▶ _WHAT YOU NEED TO DO_: Report back each line of the records that contains the string "icon".

▶ _LISTED ENTRIES_:
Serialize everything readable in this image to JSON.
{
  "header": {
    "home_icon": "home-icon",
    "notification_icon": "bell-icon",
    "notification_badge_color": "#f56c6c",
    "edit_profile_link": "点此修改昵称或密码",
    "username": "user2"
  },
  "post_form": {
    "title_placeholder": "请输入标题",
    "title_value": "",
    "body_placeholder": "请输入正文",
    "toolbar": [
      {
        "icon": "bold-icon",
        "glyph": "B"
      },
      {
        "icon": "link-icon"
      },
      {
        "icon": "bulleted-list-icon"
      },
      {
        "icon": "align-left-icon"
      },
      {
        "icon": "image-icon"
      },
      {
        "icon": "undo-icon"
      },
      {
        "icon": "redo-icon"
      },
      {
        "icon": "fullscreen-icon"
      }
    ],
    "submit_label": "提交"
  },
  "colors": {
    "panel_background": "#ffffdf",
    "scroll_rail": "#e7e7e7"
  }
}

▶ _WRITTEN ANSWER_:
    "home_icon": "home-icon",
    "notification_icon": "bell-icon",
        "icon": "bold-icon",
        "icon": "link-icon"
        "icon": "bulleted-list-icon"
        "icon": "align-left-icon"
        "icon": "image-icon"
        "icon": "undo-icon"
        "icon": "redo-icon"
        "icon": "fullscreen-icon"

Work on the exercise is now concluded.